ABG Shipyard (ABGSL) may lose out in the race for the Rs 20,000-crore four Landing Platform Docks for the Indian Navy...
ABG Shipyard (ABGSL) may lose out in the race for the Rs 20,000-crore four Landing Platform Docks for the Indian Navy as the company failed the corporate debt restructuring (CDR) carried out by ICICI Bank.
The Centre wants to indigenously build four such warships, which will be the biggest-ever made in the country other than the under-construction 40,000-tonne sea-borne aircraft carrier INS Vikrant.
According to sources in the ministry of defence, once in two years the Indian Navy carries out assessment of the shipyards to see whether they have the financial and technical capability to handle big contracts for the construction of ships.
In the case of ABGSL, ICICI Bank in response to a letter that naval headquarters had issued on December 11 last year, said, “The debt restructuring scheme of ABGSL was approved by CDR in March 2014. As per the restructuring scheme various reliefs on debt servicing were granted including sanction of additional debt of R2,400 crore which was subject to compliance of various conditions by the company/promoter. However, as part of this the promoters were expected to get R180 crore more which they have failed to get and additional security and pledging of shares of ABG Shipyard Ltd, ABG International Ltd and ABG Singapore Pvt Ltd are still pending. “
Responding to questions from FE, Dhananjay Datar, CFO, ABGSL, said, “We are in discussion with International investors for strategic and financial investment in ABG. This is in advance stage of finalisation and should be announced shortly. Our lead bank ( ICICI Bank) is fully involved in the process. With this, ABG will be looking forward to larger participation in Make in India for defence programme.
“ABG is fully qualified for LPD project. Recently, MoD has sought extension of time by 6 months and similar extensions on bank guarantees which has been given,” Datar added.

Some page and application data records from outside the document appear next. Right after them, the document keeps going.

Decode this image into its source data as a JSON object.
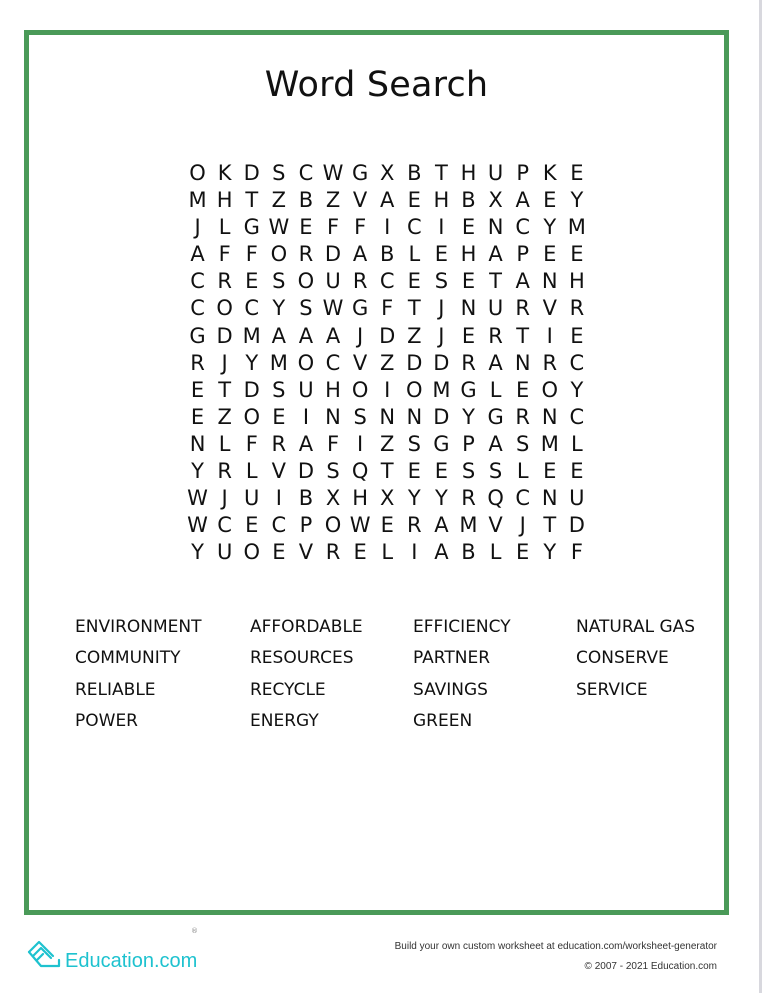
{
  "worksheet": {
    "title": "Word Search",
    "grid": [
      [
        "O",
        "K",
        "D",
        "S",
        "C",
        "W",
        "G",
        "X",
        "B",
        "T",
        "H",
        "U",
        "P",
        "K",
        "E"
      ],
      [
        "M",
        "H",
        "T",
        "Z",
        "B",
        "Z",
        "V",
        "A",
        "E",
        "H",
        "B",
        "X",
        "A",
        "E",
        "Y"
      ],
      [
        "J",
        "L",
        "G",
        "W",
        "E",
        "F",
        "F",
        "I",
        "C",
        "I",
        "E",
        "N",
        "C",
        "Y",
        "M"
      ],
      [
        "A",
        "F",
        "F",
        "O",
        "R",
        "D",
        "A",
        "B",
        "L",
        "E",
        "H",
        "A",
        "P",
        "E",
        "E"
      ],
      [
        "C",
        "R",
        "E",
        "S",
        "O",
        "U",
        "R",
        "C",
        "E",
        "S",
        "E",
        "T",
        "A",
        "N",
        "H"
      ],
      [
        "C",
        "O",
        "C",
        "Y",
        "S",
        "W",
        "G",
        "F",
        "T",
        "J",
        "N",
        "U",
        "R",
        "V",
        "R"
      ],
      [
        "G",
        "D",
        "M",
        "A",
        "A",
        "A",
        "J",
        "D",
        "Z",
        "J",
        "E",
        "R",
        "T",
        "I",
        "E"
      ],
      [
        "R",
        "J",
        "Y",
        "M",
        "O",
        "C",
        "V",
        "Z",
        "D",
        "D",
        "R",
        "A",
        "N",
        "R",
        "C"
      ],
      [
        "E",
        "T",
        "D",
        "S",
        "U",
        "H",
        "O",
        "I",
        "O",
        "M",
        "G",
        "L",
        "E",
        "O",
        "Y"
      ],
      [
        "E",
        "Z",
        "O",
        "E",
        "I",
        "N",
        "S",
        "N",
        "N",
        "D",
        "Y",
        "G",
        "R",
        "N",
        "C"
      ],
      [
        "N",
        "L",
        "F",
        "R",
        "A",
        "F",
        "I",
        "Z",
        "S",
        "G",
        "P",
        "A",
        "S",
        "M",
        "L"
      ],
      [
        "Y",
        "R",
        "L",
        "V",
        "D",
        "S",
        "Q",
        "T",
        "E",
        "E",
        "S",
        "S",
        "L",
        "E",
        "E"
      ],
      [
        "W",
        "J",
        "U",
        "I",
        "B",
        "X",
        "H",
        "X",
        "Y",
        "Y",
        "R",
        "Q",
        "C",
        "N",
        "U"
      ],
      [
        "W",
        "C",
        "E",
        "C",
        "P",
        "O",
        "W",
        "E",
        "R",
        "A",
        "M",
        "V",
        "J",
        "T",
        "D"
      ],
      [
        "Y",
        "U",
        "O",
        "E",
        "V",
        "R",
        "E",
        "L",
        "I",
        "A",
        "B",
        "L",
        "E",
        "Y",
        "F"
      ]
    ],
    "word_list": [
      "ENVIRONMENT",
      "AFFORDABLE",
      "EFFICIENCY",
      "NATURAL GAS",
      "COMMUNITY",
      "RESOURCES",
      "PARTNER",
      "CONSERVE",
      "RELIABLE",
      "RECYCLE",
      "SAVINGS",
      "SERVICE",
      "POWER",
      "ENERGY",
      "GREEN"
    ]
  },
  "footer": {
    "brand": "Education.com",
    "registered_mark": "®",
    "tagline": "Build your own custom worksheet at education.com/worksheet-generator",
    "copyright": "© 2007 - 2021 Education.com"
  },
  "colors": {
    "frame": "#4a9a58",
    "brand": "#1ec2cf"
  }
}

Sources in the Indian Navy told FE, “The construction of the LPDs is under Prime Minister Narendra Modi’s ‘Make in India’ programme. So far decision on extending by 6 months has not been taken yet.”
While the yard along with the L&T had been shortlisted by the Indian Navy, it has not yet got approval from the Controller of Warship, Production & Acquisition, Integrated Headquarter, MoD.
Once the private firm fulfils all the requirements as recommended by the ICICI Bank, then the stage of commercial offer will come followed by the winner being decided on the basis of the lowest bidder.
While ABG is tied up with US-based Alion, Spanish company Navantia which designed the 13,000 tonne “Galicia” class LPD in the 1990s, and more recently the 27,000 tonne Juan Carlos I Amphibious Assault Ship for Spain has tied up with L&T to work jointly on building LPDs.
Alion is one of the largest naval architecture and marine engineering companies in the US and currently supports the acquisition and introduction of every current US surface class as well as submarine classes.
According to Indian Navy, construction of two LPDs will be at the private yards at their facilities and would assist defence owned Hindustan Shipyard Limited (HSL) to construct the remaining two. The vessel must be able to house combat vehicles (including main battle tanks, infantry combat vehicles and heavy trucks on one or more vehicle deck) and the vessel should be able to undertake all-weather operations involving heavy lift helicopters up to 35 tonne.
In December 2013 the Indian Navy floated a $2.6 billion domestic tender for construction of four LPDs and bids were sent to domestic shipyards, Larsen & Toubro (L&T), Pipavav Defence and Offshore Engineering, and ABG Shipyard.
Each of these will approximately cost Rs 6,000 crore and are expected to be delivered over the next 10 years. Each of these ships will be between 35,000 and 40,000 tonne.